Back to the Grind

Returning after winter break is always a mixed bag of feelings.  On one hand, it seems like we just get used to a more open schedule, then it’s time to get back to our school routine.  I know I wasn’t the only one feeling this on our first day back.  Several parents used the phrase . . . Read More


On a Moonlit Night

Wednesday morning we had our first glimpse of this year’s version of the Seed’s Celebration of the Winter Solstice.  Stuffed into the multi with the dance area configuration taped to the carpet, one by one each class presented its dance for this year’s performance.  The book we picked, upon which the performance is based, is . . . Read More


When Teaching Is a Calling

We’ve been observing in classrooms lately, as part of our annual teacher evaluation process.  Included are a classroom observation, answering a few questions via email, and an in-person follow-up meeting.  Our intention is to acknowledge the wonderful things going on in a classroom, give specific feedback about what is observed, and choose areas for future . . . Read More
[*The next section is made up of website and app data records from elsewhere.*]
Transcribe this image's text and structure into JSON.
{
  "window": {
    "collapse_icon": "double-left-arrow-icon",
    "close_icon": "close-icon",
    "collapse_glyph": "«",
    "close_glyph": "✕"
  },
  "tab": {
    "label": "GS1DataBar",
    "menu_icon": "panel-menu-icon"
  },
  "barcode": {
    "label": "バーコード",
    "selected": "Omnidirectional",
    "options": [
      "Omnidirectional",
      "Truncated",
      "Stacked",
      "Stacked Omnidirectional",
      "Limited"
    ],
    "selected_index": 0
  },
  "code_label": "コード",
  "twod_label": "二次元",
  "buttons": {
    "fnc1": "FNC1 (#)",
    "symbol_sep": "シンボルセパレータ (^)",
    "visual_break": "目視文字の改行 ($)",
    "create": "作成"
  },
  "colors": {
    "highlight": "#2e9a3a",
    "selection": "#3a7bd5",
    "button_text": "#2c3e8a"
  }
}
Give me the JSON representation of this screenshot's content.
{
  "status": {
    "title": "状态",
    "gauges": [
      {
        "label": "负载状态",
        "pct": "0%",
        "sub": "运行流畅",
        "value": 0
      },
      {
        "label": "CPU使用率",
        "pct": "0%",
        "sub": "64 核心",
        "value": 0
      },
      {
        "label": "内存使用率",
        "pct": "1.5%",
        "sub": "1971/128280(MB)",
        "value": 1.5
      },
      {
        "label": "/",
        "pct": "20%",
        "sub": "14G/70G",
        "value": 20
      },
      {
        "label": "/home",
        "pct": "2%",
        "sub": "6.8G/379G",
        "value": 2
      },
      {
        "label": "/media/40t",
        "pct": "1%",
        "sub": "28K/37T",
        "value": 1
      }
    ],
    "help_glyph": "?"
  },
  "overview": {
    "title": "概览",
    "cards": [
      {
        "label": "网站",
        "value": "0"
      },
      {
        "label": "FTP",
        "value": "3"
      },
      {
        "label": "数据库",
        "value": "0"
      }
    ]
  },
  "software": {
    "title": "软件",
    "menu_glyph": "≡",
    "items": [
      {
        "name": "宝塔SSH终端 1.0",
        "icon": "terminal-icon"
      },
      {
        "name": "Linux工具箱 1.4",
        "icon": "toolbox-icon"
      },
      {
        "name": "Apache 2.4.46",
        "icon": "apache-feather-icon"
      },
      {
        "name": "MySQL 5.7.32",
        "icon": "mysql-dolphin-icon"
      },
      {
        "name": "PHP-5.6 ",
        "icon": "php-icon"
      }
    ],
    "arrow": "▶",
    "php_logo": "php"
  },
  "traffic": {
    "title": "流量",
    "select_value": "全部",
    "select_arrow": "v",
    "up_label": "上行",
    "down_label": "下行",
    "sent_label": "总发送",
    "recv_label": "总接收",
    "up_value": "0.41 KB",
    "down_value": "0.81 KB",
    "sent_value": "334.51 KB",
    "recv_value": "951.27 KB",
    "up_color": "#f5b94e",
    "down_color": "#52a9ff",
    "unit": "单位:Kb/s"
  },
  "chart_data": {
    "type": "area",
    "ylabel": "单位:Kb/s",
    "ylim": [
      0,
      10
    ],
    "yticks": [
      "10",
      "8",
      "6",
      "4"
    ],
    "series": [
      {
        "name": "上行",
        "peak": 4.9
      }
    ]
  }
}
Pile of Temptation

You may have noticed the collection of stars posted on our office bulletin board.  Beneath the stars is a growing pile of toys, pillows, basketballs, and children’s pajamas.  Tucked under the table is a brand new child’s bike.  So many gifts are arriving that we’ve opened up an additional table space to hold the incoming . . . Read More


Multi Tasking

We have a small box we open only at this time of year.  It contains gaffers tape, a map, and a six foot segment of ribbon with a tiny piece of yellow chalk tied to the end.  It might seem like an odd, insignificant little collection of things, but in reality, it’s quite foundational to . . . Read More


Modern Elder

On Sunday we gathered in the desert to celebrate the life of Ralph Peterson, our longtime friend, colleague, and mentor.  Nestled in the San Tan Mountains south of Queen Creek, in the adobe home Ralph and friends built with their own hands, we enjoyed a blue sky afternoon that couldn’t have been more perfect for . . . Read More


Gratitude in the Air

In the past few days I’ve noticed people mingling outside the 3rd/4th grade classroom.  Finally I walked down the hallway to check out what was going on.  The class created a giant bingo display with an act of kindness in each section.  Anyone interested in participating is invited to sign their name in a section . . . Read More


Marvelous Real

As an alum of Arizona State University, I often receive ASU publications.  One arrived last week that caught my eye.  On the cover was a delightful photo of Alberto Ríos, an ASU professor, Arizona’s first poet laureate from 2013-15, and a former Seed parent.  I read the engaging article about Alberto, his life, and his work . . . Read More